Thank you for all of the hard work you all do, I really appreciate it and it adds value to my life and career as a librarian.
4. Any suggestions for my dad who loves thrillers, mysteries, and historical fiction? He reads mostly white men—Ken Follett, Michael Crichton, John Grisham, etc. His favorite books this year were City of Thieves by David Benioff and Beekeeper of Aleppo by Christi Lefteri. He loves to learn but sometimes struggles with nonfiction, e.g. I gifted him Killers of the Flower Moon last year and he couldn’t get into it. Trying to broaden his usual fare outside of white dudes and would love any recs. Adult only and no graphic novels please. He’s also mentioned he doesn’t like a ton of violence, but then again his favorite book ever is Pillars of the Earth, so *shrug.*
5. Hi Jenn and Amanda, I struggle with audiobook fiction, but I love audiobook nonfiction. I’ve been struggling to find my next audiobook pick now that I’m commuting again. I think my wheelhouse is investigative journalists tackling corruption. My favorite is Dark Money by Jane Mayer, and I also loved Bad Blood by John Carreyrou and Empire of Pain by Patrick Radden Keefe. Thank you so much for your time!
6. I’m a kindergarten teacher at an arts-integrated school, and my students are In.Love.With. Chapter books for read-aloud time. So far this year, we’ve read The Magnificent Makers and The Magical Ms. Plum, and they absolutely ate them up. I mentioned that I was going to go to the library to pick new books up, and they pretty much exploded with requests. Books suitable for 5-7year olds with any or all of the following would be amazing (these are all direct quotes from my students):
– “A long, good chapter book of lots of things”
– A group of clams
– Komodo dragons
– A unicorn
– Dogs and horses
– “Classrooms and working hard on exploring”
I’m planning on getting a few Magic Schoolbus books for our shelves, and we decided as a group that if we can’t find one book that fits all of these needs, we’re totally going to make our own. 🙂 But any recommendations would be very, very much appreciated!

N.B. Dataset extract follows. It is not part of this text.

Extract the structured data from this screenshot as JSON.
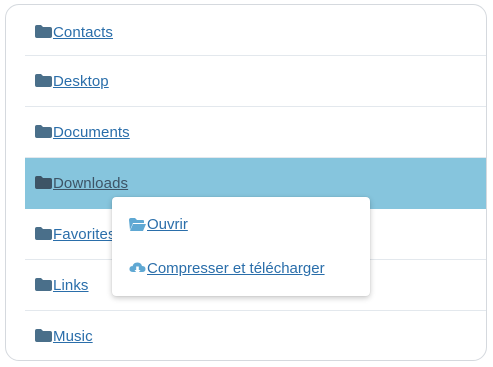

7. Although I didn’t have much interest in Russian literature before, my love of George Saunders convinced me to read A Swim in the Pond in the Rain. I enjoyed his teacherly quality of guiding you through these short stories and ability to help me learn and appreciate them in a way I wouldn’t have been able to without support. His deep love for these stories was evident and made the reading experience extremely enjoyable. I am currently planning on reading Tolstoy Together: 85 Days of War and Peace with Yiyun Li and participating in a War and Peace read in September.
Are there any books similar to these that can help me approach a new book/genre more deeply? It doesn’t have to be Russian literature. That was just a coincidence.

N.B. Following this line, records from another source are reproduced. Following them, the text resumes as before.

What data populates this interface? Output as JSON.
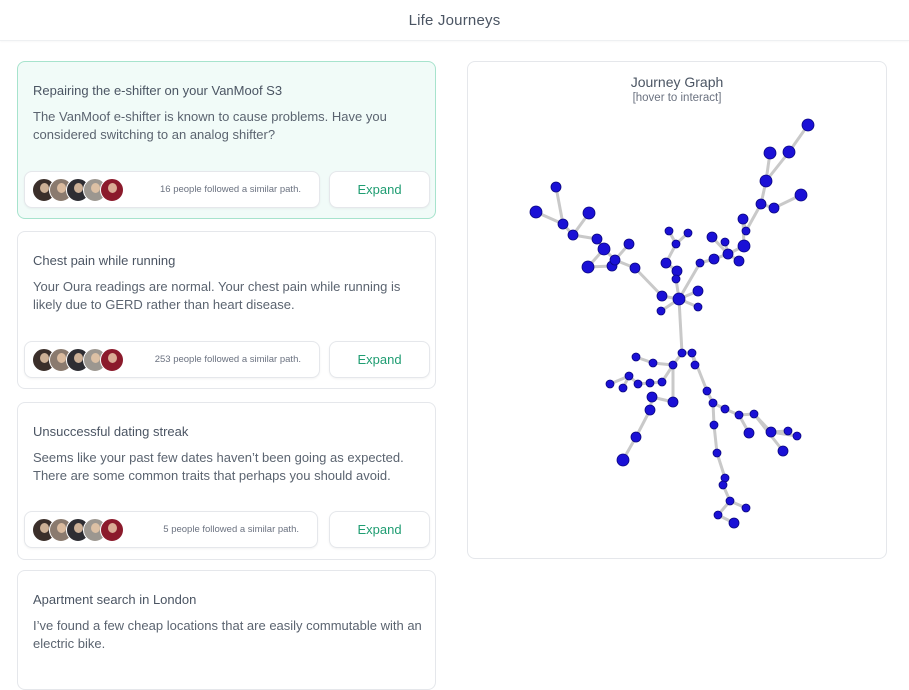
{
  "header": {
    "title": "Life Journeys"
  },
  "journeys": [
    {
      "title": "Repairing the e-shifter on your VanMoof S3",
      "body": "The VanMoof e-shifter is known to cause problems. Have you considered switching to an analog shifter?",
      "people_text": "16 people followed a similar path.",
      "expand_label": "Expand",
      "active": true
    },
    {
      "title": "Chest pain while running",
      "body": "Your Oura readings are normal. Your chest pain while running is likely due to GERD rather than heart disease.",
      "people_text": "253 people followed a similar path.",
      "expand_label": "Expand",
      "active": false
    },
    {
      "title": "Unsuccessful dating streak",
      "body": "Seems like your past few dates haven’t been going as expected. There are some common traits that perhaps you should avoid.",
      "people_text": "5 people followed a similar path.",
      "expand_label": "Expand",
      "active": false
    },
    {
      "title": "Apartment search in London",
      "body": "I’ve found a few cheap locations that are easily commutable with an electric bike.",
      "active": false
    }
  ],
  "graph": {
    "title": "Journey Graph",
    "subtitle": "[hover to interact]",
    "node_color": "#1a10d6",
    "edge_color": "#c9c9c9"
  },
  "avatar_colors": [
    "#3b2f2a",
    "#8a7a6e",
    "#2d2d33",
    "#9c9790",
    "#8b1a2b"
  ]
}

How to Be a Family by Dan Kois
The Telling Room by Michael Paterniti
The Guest List by Lucy Foley (tw: sexual assault, extreme bullying)

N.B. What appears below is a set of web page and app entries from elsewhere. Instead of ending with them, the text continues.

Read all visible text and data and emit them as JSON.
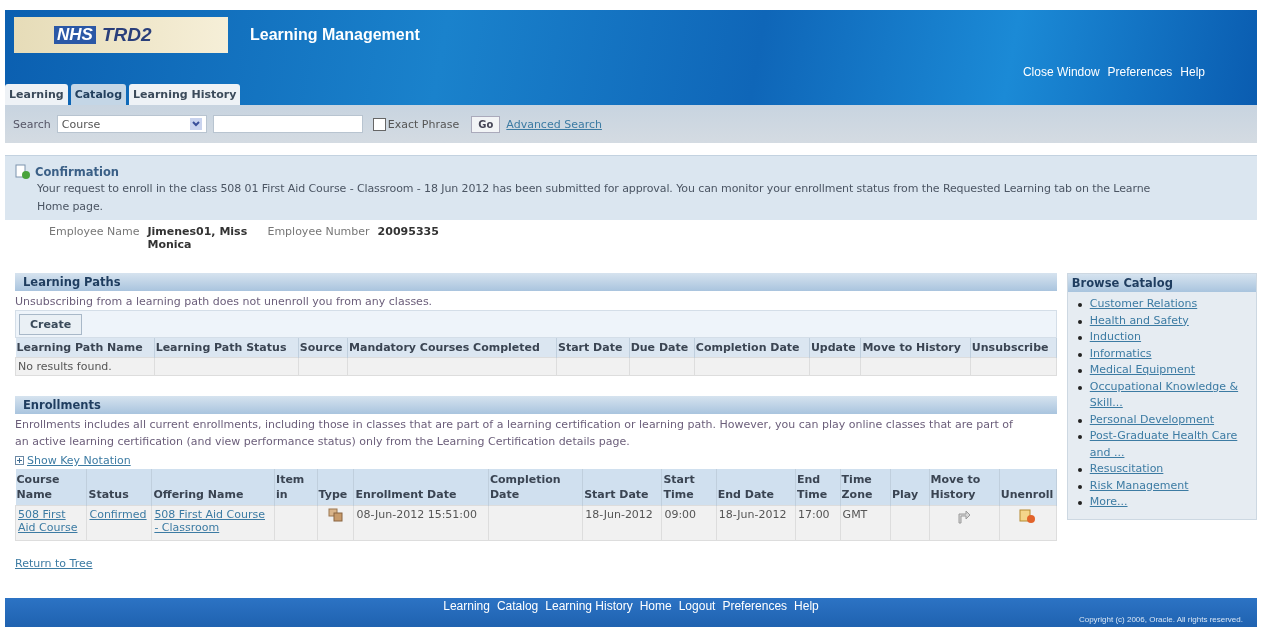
{
  "header": {
    "logo_badge": "NHS",
    "logo_text": "TRD2",
    "title": "Learning Management",
    "global_links": [
      "Close Window",
      "Preferences",
      "Help"
    ]
  },
  "tabs": [
    {
      "label": "Learning",
      "selected": false
    },
    {
      "label": "Catalog",
      "selected": true
    },
    {
      "label": "Learning History",
      "selected": false
    }
  ],
  "search": {
    "label": "Search",
    "dropdown": "Course",
    "exact_phrase": {
      "label": "Exact Phrase",
      "checked": false
    },
    "go": "Go",
    "advanced": "Advanced Search"
  },
  "confirmation": {
    "title": "Confirmation",
    "lines": [
      "Your request to enroll in the class 508 01 First Aid Course - Classroom - 18 Jun 2012 has been submitted for approval. You can monitor your enrollment status from the Requested Learning tab on the Learne",
      "Home page."
    ]
  },
  "employee": {
    "name_label": "Employee Name",
    "name": "Jimenes01, Miss Monica",
    "number_label": "Employee Number",
    "number": "20095335"
  },
  "learning_paths": {
    "title": "Learning Paths",
    "note": "Unsubscribing from a learning path does not unenroll you from any classes.",
    "create": "Create",
    "columns": [
      "Learning Path Name",
      "Learning Path Status",
      "Source",
      "Mandatory Courses Completed",
      "Start Date",
      "Due Date",
      "Completion Date",
      "Update",
      "Move to History",
      "Unsubscribe"
    ],
    "empty": "No results found."
  },
  "enrollments": {
    "title": "Enrollments",
    "description": "Enrollments includes all current enrollments, including those in classes that are part of a learning certification or learning path. However, you can play online classes that are part of an active learning certification (and view performance status) only from the Learning Certification details page.",
    "key_notation": "Show Key Notation",
    "columns": [
      "Course Name",
      "Status",
      "Offering Name",
      "Item in",
      "Type",
      "Enrollment Date",
      "Completion Date",
      "Start Date",
      "Start Time",
      "End Date",
      "End Time",
      "Time Zone",
      "Play",
      "Move to History",
      "Unenroll"
    ],
    "rows": [
      {
        "cells": [
          {
            "kind": "link",
            "text": "508 First Aid Course"
          },
          {
            "kind": "link",
            "text": "Confirmed"
          },
          {
            "kind": "link",
            "text": "508 First Aid Course - Classroom"
          },
          {
            "kind": "empty"
          },
          {
            "kind": "type-icon"
          },
          {
            "kind": "text",
            "text": "08-Jun-2012 15:51:00"
          },
          {
            "kind": "empty"
          },
          {
            "kind": "text",
            "text": "18-Jun-2012"
          },
          {
            "kind": "text",
            "text": "09:00"
          },
          {
            "kind": "text",
            "text": "18-Jun-2012"
          },
          {
            "kind": "text",
            "text": "17:00"
          },
          {
            "kind": "text",
            "text": "GMT"
          },
          {
            "kind": "empty"
          },
          {
            "kind": "history-icon"
          },
          {
            "kind": "unenroll-icon"
          }
        ]
      }
    ]
  },
  "return_link": "Return to Tree",
  "browse": {
    "title": "Browse Catalog",
    "items": [
      "Customer Relations",
      "Health and Safety",
      "Induction",
      "Informatics",
      "Medical Equipment",
      "Occupational Knowledge & Skill...",
      "Personal Development",
      "Post-Graduate Health Care and ...",
      "Resuscitation",
      "Risk Management",
      "More..."
    ]
  },
  "footer": {
    "links": [
      "Learning",
      "Catalog",
      "Learning History",
      "Home",
      "Logout",
      "Preferences",
      "Help"
    ],
    "copyright": "Copyright (c) 2006, Oracle. All rights reserved."
  }
}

My Sister, The Serial Killer by Oyinkan Braithwaite
Eileen by Otessa Moshfegh (cw: alcoholism, child abuse, rape, disordered eating)
A Bad Day for Sunshine by Darynda Jones
The Thursday Murder Club by Richard Osman (rec’d by Cassie)
Dangerous Women by Hope Adams
Murder in Old Bombay by Nev March (cw: references to suicide, mention of rape and harm to children)
She Said by Jodi Kantor and Megan Twohey
The Golden Thread by Ravi Somaiya
Dragons in a Bag by Zetta Elliott
Rosie Revere and the Raucous Riveters by Andrea Beaty and David Roberts
My Life in Middlemarch by Rebecca Mead
Books & Islands in Ojibwe Country by Louise Erdrich